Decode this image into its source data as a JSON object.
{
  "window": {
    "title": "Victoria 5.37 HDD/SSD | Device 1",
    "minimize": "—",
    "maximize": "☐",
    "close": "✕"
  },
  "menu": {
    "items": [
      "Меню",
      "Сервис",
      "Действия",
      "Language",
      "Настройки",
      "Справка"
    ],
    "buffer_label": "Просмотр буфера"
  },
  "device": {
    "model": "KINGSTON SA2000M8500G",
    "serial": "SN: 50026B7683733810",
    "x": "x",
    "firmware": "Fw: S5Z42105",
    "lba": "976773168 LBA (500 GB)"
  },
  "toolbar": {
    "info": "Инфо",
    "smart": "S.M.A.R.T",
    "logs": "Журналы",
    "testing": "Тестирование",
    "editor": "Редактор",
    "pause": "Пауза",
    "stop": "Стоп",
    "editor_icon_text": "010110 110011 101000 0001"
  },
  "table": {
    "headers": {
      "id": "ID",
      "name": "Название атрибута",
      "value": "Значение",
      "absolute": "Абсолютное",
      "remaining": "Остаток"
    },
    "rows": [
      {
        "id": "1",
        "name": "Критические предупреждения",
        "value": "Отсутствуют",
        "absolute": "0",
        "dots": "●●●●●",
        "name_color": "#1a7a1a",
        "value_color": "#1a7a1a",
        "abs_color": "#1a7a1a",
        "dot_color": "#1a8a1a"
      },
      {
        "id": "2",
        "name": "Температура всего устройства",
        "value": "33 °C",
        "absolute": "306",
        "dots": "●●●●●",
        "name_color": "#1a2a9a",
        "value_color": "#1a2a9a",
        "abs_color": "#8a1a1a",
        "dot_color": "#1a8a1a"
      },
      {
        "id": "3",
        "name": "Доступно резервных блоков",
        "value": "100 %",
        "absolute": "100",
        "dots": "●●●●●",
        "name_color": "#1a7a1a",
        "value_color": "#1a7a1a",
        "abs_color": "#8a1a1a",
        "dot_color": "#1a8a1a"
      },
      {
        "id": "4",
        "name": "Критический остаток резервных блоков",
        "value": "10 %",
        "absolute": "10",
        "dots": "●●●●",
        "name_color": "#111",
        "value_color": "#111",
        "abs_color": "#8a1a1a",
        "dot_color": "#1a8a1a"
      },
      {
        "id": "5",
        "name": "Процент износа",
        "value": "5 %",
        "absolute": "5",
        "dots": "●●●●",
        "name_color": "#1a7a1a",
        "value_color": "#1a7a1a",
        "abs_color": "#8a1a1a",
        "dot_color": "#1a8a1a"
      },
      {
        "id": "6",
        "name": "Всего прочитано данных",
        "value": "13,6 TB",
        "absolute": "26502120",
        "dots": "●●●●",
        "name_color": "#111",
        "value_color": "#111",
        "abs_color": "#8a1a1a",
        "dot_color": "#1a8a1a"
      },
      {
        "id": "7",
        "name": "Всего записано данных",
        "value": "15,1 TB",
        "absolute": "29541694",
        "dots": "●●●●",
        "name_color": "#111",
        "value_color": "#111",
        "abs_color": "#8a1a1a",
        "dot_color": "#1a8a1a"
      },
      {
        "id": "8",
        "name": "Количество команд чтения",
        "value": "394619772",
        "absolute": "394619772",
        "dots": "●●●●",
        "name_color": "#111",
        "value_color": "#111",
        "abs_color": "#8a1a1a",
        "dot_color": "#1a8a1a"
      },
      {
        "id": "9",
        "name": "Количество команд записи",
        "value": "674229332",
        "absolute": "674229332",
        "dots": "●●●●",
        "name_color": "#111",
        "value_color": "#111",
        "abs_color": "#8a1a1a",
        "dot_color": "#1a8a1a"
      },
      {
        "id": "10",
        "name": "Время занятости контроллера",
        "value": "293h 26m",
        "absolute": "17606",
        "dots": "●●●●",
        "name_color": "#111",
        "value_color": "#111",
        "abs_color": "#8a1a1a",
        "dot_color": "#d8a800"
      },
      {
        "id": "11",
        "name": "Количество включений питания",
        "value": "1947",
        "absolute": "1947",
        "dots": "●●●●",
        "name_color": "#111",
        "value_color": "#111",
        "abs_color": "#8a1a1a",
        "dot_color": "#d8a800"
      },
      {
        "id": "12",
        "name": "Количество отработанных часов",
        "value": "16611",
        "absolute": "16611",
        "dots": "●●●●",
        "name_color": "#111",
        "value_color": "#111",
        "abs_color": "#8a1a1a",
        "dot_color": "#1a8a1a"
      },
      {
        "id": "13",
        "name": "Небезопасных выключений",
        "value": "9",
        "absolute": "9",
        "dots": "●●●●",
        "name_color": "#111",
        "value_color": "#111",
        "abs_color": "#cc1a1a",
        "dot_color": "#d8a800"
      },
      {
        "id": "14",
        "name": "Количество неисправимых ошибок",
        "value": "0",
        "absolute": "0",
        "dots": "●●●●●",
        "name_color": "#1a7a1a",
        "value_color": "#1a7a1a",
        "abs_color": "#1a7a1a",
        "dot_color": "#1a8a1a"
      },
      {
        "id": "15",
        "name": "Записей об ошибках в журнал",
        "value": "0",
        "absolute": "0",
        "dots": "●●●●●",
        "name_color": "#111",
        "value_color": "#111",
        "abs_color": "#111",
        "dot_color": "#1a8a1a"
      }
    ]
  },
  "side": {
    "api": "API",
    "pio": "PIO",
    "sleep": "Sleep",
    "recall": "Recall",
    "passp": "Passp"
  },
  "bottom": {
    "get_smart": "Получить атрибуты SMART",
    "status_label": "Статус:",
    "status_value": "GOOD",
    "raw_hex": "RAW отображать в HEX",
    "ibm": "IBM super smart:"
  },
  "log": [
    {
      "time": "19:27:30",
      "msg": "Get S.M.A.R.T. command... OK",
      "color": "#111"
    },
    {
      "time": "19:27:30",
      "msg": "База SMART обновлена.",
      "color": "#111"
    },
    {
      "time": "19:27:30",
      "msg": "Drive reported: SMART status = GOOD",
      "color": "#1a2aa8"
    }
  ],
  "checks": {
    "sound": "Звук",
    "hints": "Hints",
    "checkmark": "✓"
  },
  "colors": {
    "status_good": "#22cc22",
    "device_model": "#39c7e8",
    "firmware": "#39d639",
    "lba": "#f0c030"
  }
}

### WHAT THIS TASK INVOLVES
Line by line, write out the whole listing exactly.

### YOUR SOLUTION
Decode this image into its source data as a JSON object.
{
  "window": {
    "title": "Victoria 5.37 HDD/SSD | Device 1",
    "minimize": "—",
    "maximize": "☐",
    "close": "✕"
  },
  "menu": {
    "items": [
      "Меню",
      "Сервис",
      "Действия",
      "Language",
      "Настройки",
      "Справка"
    ],
    "buffer_label": "Просмотр буфера"
  },
  "device": {
    "model": "KINGSTON SA2000M8500G",
    "serial": "SN: 50026B7683733810",
    "x": "x",
    "firmware": "Fw: S5Z42105",
    "lba": "976773168 LBA (500 GB)"
  },
  "toolbar": {
    "info": "Инфо",
    "smart": "S.M.A.R.T",
    "logs": "Журналы",
    "testing": "Тестирование",
    "editor": "Редактор",
    "pause": "Пауза",
    "stop": "Стоп",
    "editor_icon_text": "010110 110011 101000 0001"
  },
  "table": {
    "headers": {
      "id": "ID",
      "name": "Название атрибута",
      "value": "Значение",
      "absolute": "Абсолютное",
      "remaining": "Остаток"
    },
    "rows": [
      {
        "id": "1",
        "name": "Критические предупреждения",
        "value": "Отсутствуют",
        "absolute": "0",
        "dots": "●●●●●",
        "name_color": "#1a7a1a",
        "value_color": "#1a7a1a",
        "abs_color": "#1a7a1a",
        "dot_color": "#1a8a1a"
      },
      {
        "id": "2",
        "name": "Температура всего устройства",
        "value": "33 °C",
        "absolute": "306",
        "dots": "●●●●●",
        "name_color": "#1a2a9a",
        "value_color": "#1a2a9a",
        "abs_color": "#8a1a1a",
        "dot_color": "#1a8a1a"
      },
      {
        "id": "3",
        "name": "Доступно резервных блоков",
        "value": "100 %",
        "absolute": "100",
        "dots": "●●●●●",
        "name_color": "#1a7a1a",
        "value_color": "#1a7a1a",
        "abs_color": "#8a1a1a",
        "dot_color": "#1a8a1a"
      },
      {
        "id": "4",
        "name": "Критический остаток резервных блоков",
        "value": "10 %",
        "absolute": "10",
        "dots": "●●●●",
        "name_color": "#111",
        "value_color": "#111",
        "abs_color": "#8a1a1a",
        "dot_color": "#1a8a1a"
      },
      {
        "id": "5",
        "name": "Процент износа",
        "value": "5 %",
        "absolute": "5",
        "dots": "●●●●",
        "name_color": "#1a7a1a",
        "value_color": "#1a7a1a",
        "abs_color": "#8a1a1a",
        "dot_color": "#1a8a1a"
      },
      {
        "id": "6",
        "name": "Всего прочитано данных",
        "value": "13,6 TB",
        "absolute": "26502120",
        "dots": "●●●●",
        "name_color": "#111",
        "value_color": "#111",
        "abs_color": "#8a1a1a",
        "dot_color": "#1a8a1a"
      },
      {
        "id": "7",
        "name": "Всего записано данных",
        "value": "15,1 TB",
        "absolute": "29541694",
        "dots": "●●●●",
        "name_color": "#111",
        "value_color": "#111",
        "abs_color": "#8a1a1a",
        "dot_color": "#1a8a1a"
      },
      {
        "id": "8",
        "name": "Количество команд чтения",
        "value": "394619772",
        "absolute": "394619772",
        "dots": "●●●●",
        "name_color": "#111",
        "value_color": "#111",
        "abs_color": "#8a1a1a",
        "dot_color": "#1a8a1a"
      },
      {
        "id": "9",
        "name": "Количество команд записи",
        "value": "674229332",
        "absolute": "674229332",
        "dots": "●●●●",
        "name_color": "#111",
        "value_color": "#111",
        "abs_color": "#8a1a1a",
        "dot_color": "#1a8a1a"
      },
      {
        "id": "10",
        "name": "Время занятости контроллера",
        "value": "293h 26m",
        "absolute": "17606",
        "dots": "●●●●",
        "name_color": "#111",
        "value_color": "#111",
        "abs_color": "#8a1a1a",
        "dot_color": "#d8a800"
      },
      {
        "id": "11",
        "name": "Количество включений питания",
        "value": "1947",
        "absolute": "1947",
        "dots": "●●●●",
        "name_color": "#111",
        "value_color": "#111",
        "abs_color": "#8a1a1a",
        "dot_color": "#d8a800"
      },
      {
        "id": "12",
        "name": "Количество отработанных часов",
        "value": "16611",
        "absolute": "16611",
        "dots": "●●●●",
        "name_color": "#111",
        "value_color": "#111",
        "abs_color": "#8a1a1a",
        "dot_color": "#1a8a1a"
      },
      {
        "id": "13",
        "name": "Небезопасных выключений",
        "value": "9",
        "absolute": "9",
        "dots": "●●●●",
        "name_color": "#111",
        "value_color": "#111",
        "abs_color": "#cc1a1a",
        "dot_color": "#d8a800"
      },
      {
        "id": "14",
        "name": "Количество неисправимых ошибок",
        "value": "0",
        "absolute": "0",
        "dots": "●●●●●",
        "name_color": "#1a7a1a",
        "value_color": "#1a7a1a",
        "abs_color": "#1a7a1a",
        "dot_color": "#1a8a1a"
      },
      {
        "id": "15",
        "name": "Записей об ошибках в журнал",
        "value": "0",
        "absolute": "0",
        "dots": "●●●●●",
        "name_color": "#111",
        "value_color": "#111",
        "abs_color": "#111",
        "dot_color": "#1a8a1a"
      }
    ]
  },
  "side": {
    "api": "API",
    "pio": "PIO",
    "sleep": "Sleep",
    "recall": "Recall",
    "passp": "Passp"
  },
  "bottom": {
    "get_smart": "Получить атрибуты SMART",
    "status_label": "Статус:",
    "status_value": "GOOD",
    "raw_hex": "RAW отображать в HEX",
    "ibm": "IBM super smart:"
  },
  "log": [
    {
      "time": "19:27:30",
      "msg": "Get S.M.A.R.T. command... OK",
      "color": "#111"
    },
    {
      "time": "19:27:30",
      "msg": "База SMART обновлена.",
      "color": "#111"
    },
    {
      "time": "19:27:30",
      "msg": "Drive reported: SMART status = GOOD",
      "color": "#1a2aa8"
    }
  ],
  "checks": {
    "sound": "Звук",
    "hints": "Hints",
    "checkmark": "✓"
  },
  "colors": {
    "status_good": "#22cc22",
    "device_model": "#39c7e8",
    "firmware": "#39d639",
    "lba": "#f0c030"
  }
}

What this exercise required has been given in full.